Last week, I was fortunate enough to be …">

On Desire


Last week, I was fortunate enough to be one of the few folks who attended the Northern VA IGDA meeting where Paul Barnett spoke to us about desire. Specifically what you can and cannot control to influence your customers into buying your product (in his case a subscription to a MMORPG). That is, to make them desire your product. To warm up he spoke about the utility of mind maps and suggested reading Tony Buzan’s book on Mind Maps. While speaking about mind maps, he hinted at the mind map he drew on the board in preparation for his talk. As background, for those who may not know what Warhammer: Age of Reckoning (WAR) is, Paul explained that it is not a computer game. As Paul sees it, computer games are like “washing powder” (laundry detergent) in that it is a product which is made, shipped and forgotten about. Next week there is always a better version of washing powder on the market (new, improved, etc), to the point where it seems like just weeks ago we were essentially washing our clothes in dirt. WAR, in contrast, is a hobby game. As a hobby game it requires skill, commitment and imagination. Hobbies are self-obsessed/self-indulgent; a very personal endeavor. And WAR is not just a game that is shipped and forgotten. Since it is a massively multiplayer online game, the developers must constantly work to improve the game while the customer service team resolves issues and others work to lead in-game special events. EA Mythic is providing an experience with WAR (as is Blizzard with World of Warcraft, aka WoW). Getting back to the topic of the evening, Paul spoke of the three thwarts to your product:

  1. Acts of God. These are causes that you have no control over, so you shouldn’t try to overcome them. Examples included loss of internet, loss of life, bankruptcy, etc.
  2. Your own fault. These are causes that you have total control over which you can mitigate with planning, investment and training. Examples included unstable code/servers, bad download experience, bad customer service, bad install experience, etc.
  3. Not any good. These are causes that you have control over which are extremely difficult to mitigate. You cannot just plan to have a good game or invest in a good game. This is extremely subjective, what one person thinks is great someone else may believe to be total crap. Examples included balancing the game, making it engaging, building a sense of community, etc.


Once you’ve built-up desire for your product you have to maintain it. Paul stated that desire is eroded at audit points. Audit points are times when the customer takes stock of their experience and consciously chooses to continue paying you money or not. He compared audit points to the form of interrogation where-by a person’s head is held under water for a period of time and then pulled out — those points when the person comes up gasping for air are audit points. You have to keep people away from audit points. Each of the thwarts mentioned above cause audit points. Thus when you balance (or nerf) the game, you’ve just changed the user’s experience and thus inserted an audit point.

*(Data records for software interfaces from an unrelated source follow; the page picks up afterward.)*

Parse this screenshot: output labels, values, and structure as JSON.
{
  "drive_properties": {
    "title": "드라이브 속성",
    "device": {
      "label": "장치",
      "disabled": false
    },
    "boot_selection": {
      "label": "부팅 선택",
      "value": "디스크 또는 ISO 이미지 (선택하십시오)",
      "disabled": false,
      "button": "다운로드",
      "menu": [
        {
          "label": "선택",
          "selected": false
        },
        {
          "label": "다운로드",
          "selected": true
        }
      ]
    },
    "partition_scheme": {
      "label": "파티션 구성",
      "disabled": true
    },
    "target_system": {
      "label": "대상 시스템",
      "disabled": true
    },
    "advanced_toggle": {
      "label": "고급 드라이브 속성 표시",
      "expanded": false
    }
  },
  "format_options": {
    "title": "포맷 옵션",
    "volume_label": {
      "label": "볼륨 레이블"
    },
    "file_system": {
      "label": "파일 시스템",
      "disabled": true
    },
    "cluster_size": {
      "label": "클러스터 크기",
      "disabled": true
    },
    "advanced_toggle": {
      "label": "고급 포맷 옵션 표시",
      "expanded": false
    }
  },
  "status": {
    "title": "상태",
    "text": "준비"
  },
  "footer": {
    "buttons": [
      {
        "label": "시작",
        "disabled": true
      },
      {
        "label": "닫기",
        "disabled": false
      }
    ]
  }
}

In addition, when you release an expansion pack or a patch, it causes an audit point as the user must choose whether or not to go out and purchase the expansion pack which allows them access to new locations/adventures taking them out of their comfort zone within the game. That’s all well and good, but how do you actually build desire for your product in the first place? Paul believes that you must plan and invest in several areas prior to the launch of your product. You should have transparent communication from the very beginning (see Paul’s video blog along with developer interviews/podcasts and other behind the scenes material). You also need to build a sense of community so that your customers and prospective customers feel part of a greater whole. In this regard, EA Mythic has created kits for fan sites, forums on their website, special promotional events and materials, etc. Another way to build desire is to ensure that your product provides a sense of progression. This is very similar to the notions espoused by Kathy Sierra around helping your users kick ass. At the end of his talk, Paul mentioned the ‘innovator’s dilemma’, specifically evolution vs. revolution. He estimated that new products can only support 2-3 innovations per release, any more would simply overwhelm the market. For a product like his, he gave examples like a unique HUD, unique control scheme, completely different questing system, etc. In a related vein, he spoke about ‘crossing the chasm’, loosely related to Geoffrey Moore’s book which discusses bridging the gap between the early adopters and the early majority (the pragmatists). Paul’s example was that of setting for the game, fantsy vs. science fiction. His argument was that people can relate to better to a fantasy world as everyone knows about cutting enemies down with swords or clubbing them but shooting blaster cannons or instaneous space travel, which don’t exist in real life, take more of a leap. Personally, I’m not sure that’s the reason why most Sci-Fi MMOs are having a difficult time but he’s certainly entitled to his opinion. Overall, Paul’s talk was quite enjoyable (in no small part to his bitingly sarcastic British humor) and he has definitely made some interesting observations, though it would seem that many are widely known outside of the “game development” community. I look forward to hearing more from Paul and the team at EA Mythic and will be keeping an eye on the development of WAR.